● **Required action**: If a line below contains "JSON", add it to your tally, then answer with the tally alone.

Input data START

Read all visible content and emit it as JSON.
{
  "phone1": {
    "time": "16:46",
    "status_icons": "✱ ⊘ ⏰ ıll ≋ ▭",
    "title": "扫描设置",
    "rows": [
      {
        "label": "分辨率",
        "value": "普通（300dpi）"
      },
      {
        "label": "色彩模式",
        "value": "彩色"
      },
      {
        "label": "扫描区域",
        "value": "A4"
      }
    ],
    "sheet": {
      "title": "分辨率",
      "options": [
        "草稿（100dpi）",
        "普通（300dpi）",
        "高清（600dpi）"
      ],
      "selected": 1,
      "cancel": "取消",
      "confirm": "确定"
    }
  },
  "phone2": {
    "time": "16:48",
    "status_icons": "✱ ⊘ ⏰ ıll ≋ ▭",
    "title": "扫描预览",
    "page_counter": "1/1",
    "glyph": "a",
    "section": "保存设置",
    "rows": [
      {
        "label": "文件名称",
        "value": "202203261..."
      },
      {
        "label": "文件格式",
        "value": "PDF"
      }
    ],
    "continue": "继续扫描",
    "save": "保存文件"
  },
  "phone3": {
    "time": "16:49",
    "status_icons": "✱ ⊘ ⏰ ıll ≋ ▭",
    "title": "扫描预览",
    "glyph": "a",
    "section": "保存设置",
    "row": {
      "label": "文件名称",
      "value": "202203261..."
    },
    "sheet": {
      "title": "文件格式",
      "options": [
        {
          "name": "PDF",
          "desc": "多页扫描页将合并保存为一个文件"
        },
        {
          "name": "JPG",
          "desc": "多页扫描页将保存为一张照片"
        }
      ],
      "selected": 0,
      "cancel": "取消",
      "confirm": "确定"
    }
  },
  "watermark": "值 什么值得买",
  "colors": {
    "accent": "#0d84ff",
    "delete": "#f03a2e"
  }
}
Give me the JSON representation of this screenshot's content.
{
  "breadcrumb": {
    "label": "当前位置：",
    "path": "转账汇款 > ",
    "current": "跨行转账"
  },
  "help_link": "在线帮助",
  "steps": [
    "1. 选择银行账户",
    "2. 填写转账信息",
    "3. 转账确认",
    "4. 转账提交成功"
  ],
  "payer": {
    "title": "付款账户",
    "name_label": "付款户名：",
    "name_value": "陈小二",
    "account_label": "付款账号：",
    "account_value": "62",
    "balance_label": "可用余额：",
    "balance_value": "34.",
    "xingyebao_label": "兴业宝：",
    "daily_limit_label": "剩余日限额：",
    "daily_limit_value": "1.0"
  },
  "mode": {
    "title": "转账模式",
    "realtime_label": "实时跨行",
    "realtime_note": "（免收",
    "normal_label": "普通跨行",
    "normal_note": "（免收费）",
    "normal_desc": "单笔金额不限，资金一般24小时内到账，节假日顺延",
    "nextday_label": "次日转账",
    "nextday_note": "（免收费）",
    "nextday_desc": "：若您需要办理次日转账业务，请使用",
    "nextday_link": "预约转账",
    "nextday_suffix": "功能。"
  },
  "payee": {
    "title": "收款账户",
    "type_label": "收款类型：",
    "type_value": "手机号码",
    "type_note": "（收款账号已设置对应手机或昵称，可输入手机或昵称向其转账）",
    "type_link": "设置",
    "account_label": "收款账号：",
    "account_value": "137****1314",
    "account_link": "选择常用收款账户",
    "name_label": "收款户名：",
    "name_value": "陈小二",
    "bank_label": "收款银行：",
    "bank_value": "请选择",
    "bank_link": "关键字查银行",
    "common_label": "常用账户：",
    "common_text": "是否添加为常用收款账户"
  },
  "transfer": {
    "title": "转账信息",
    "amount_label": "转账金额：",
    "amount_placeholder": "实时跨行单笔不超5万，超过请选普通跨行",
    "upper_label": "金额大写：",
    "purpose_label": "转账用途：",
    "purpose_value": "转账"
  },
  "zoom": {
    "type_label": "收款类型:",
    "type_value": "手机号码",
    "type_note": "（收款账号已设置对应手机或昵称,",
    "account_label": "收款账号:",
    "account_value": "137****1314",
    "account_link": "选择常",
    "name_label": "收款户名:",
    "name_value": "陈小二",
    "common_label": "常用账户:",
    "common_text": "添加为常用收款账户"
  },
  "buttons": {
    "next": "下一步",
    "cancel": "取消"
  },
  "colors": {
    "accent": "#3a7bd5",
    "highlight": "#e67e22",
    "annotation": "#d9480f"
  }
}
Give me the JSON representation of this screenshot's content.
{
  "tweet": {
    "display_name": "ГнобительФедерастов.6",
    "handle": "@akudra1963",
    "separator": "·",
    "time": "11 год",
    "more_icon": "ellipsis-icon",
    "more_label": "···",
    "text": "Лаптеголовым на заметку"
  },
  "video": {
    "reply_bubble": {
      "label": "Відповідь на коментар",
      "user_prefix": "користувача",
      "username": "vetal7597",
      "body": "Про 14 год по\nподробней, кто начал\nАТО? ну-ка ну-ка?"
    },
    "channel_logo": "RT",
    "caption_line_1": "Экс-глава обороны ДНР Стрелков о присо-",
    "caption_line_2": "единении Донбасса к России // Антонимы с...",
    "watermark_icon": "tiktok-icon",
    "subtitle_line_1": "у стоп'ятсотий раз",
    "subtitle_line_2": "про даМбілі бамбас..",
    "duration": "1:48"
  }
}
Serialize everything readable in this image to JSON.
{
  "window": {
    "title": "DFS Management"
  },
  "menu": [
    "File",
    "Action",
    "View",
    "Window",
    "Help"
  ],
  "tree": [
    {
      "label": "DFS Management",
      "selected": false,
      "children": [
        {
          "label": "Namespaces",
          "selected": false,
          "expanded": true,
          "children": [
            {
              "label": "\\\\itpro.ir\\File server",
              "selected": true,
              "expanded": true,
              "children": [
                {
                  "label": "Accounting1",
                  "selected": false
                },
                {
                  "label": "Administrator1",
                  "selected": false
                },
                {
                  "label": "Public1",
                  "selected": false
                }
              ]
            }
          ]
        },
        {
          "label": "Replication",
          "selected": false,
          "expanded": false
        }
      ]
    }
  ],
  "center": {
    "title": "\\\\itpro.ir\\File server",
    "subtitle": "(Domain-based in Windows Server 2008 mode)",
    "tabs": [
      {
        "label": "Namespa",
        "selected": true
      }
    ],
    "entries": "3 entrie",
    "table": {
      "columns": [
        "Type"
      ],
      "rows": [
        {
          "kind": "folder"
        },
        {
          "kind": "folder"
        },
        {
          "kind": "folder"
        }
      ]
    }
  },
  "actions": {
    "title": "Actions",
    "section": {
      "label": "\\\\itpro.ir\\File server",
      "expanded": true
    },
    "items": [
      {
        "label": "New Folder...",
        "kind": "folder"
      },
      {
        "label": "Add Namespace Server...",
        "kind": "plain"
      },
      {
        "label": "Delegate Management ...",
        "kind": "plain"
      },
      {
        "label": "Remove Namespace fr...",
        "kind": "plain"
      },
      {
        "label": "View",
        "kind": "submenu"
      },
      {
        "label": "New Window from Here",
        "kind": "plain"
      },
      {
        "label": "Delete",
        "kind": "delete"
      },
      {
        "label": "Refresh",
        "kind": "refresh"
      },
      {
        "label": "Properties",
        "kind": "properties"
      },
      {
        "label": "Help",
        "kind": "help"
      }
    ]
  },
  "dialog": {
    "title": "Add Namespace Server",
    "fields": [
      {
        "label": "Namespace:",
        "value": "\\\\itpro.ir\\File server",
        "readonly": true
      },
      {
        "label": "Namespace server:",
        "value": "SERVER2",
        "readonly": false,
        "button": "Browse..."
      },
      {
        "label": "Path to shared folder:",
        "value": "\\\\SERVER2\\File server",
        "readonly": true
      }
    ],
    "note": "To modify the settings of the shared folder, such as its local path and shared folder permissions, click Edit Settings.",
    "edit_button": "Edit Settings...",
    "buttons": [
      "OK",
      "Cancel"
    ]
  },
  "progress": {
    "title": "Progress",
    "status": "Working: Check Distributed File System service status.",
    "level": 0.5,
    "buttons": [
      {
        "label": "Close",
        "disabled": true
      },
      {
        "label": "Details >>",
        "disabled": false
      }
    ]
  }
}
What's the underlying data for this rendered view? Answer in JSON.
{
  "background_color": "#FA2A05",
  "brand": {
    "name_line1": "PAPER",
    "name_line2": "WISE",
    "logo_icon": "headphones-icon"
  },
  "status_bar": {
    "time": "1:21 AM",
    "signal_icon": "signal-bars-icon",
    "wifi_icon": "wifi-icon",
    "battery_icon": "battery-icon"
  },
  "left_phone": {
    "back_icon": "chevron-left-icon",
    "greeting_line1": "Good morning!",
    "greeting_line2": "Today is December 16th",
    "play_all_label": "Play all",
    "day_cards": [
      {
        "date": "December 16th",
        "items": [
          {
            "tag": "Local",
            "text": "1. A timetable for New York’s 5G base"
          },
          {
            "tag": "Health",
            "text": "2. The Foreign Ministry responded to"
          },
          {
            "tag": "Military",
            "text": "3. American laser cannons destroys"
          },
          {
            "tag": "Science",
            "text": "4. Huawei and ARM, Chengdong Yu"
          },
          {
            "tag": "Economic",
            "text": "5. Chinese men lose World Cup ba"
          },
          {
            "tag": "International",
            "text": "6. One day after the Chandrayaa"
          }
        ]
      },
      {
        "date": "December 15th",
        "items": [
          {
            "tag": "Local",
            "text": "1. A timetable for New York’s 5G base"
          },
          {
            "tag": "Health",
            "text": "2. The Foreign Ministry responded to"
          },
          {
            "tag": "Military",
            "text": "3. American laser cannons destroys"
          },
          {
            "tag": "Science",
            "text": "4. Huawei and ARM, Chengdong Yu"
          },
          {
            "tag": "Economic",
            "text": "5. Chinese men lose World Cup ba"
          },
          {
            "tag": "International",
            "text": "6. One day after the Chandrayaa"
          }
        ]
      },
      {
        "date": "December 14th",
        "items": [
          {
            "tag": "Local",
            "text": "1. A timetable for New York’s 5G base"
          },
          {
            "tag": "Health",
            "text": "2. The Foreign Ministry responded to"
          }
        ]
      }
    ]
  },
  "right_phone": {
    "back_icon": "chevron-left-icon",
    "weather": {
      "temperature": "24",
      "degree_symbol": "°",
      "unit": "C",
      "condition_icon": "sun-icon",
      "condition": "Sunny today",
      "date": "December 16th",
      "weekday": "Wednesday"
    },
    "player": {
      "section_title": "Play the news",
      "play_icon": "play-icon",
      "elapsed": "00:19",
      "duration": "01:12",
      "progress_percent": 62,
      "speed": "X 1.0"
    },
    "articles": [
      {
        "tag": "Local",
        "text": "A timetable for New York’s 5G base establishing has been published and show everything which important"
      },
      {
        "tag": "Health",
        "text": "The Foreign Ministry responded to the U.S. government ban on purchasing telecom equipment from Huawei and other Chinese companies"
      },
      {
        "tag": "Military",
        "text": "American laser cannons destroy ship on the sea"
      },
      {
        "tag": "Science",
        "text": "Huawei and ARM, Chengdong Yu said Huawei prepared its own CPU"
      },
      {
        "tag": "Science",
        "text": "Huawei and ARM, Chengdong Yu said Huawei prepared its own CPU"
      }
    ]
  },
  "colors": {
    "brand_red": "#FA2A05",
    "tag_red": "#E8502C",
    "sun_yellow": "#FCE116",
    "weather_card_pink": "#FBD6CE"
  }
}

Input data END

● **Your response**: 5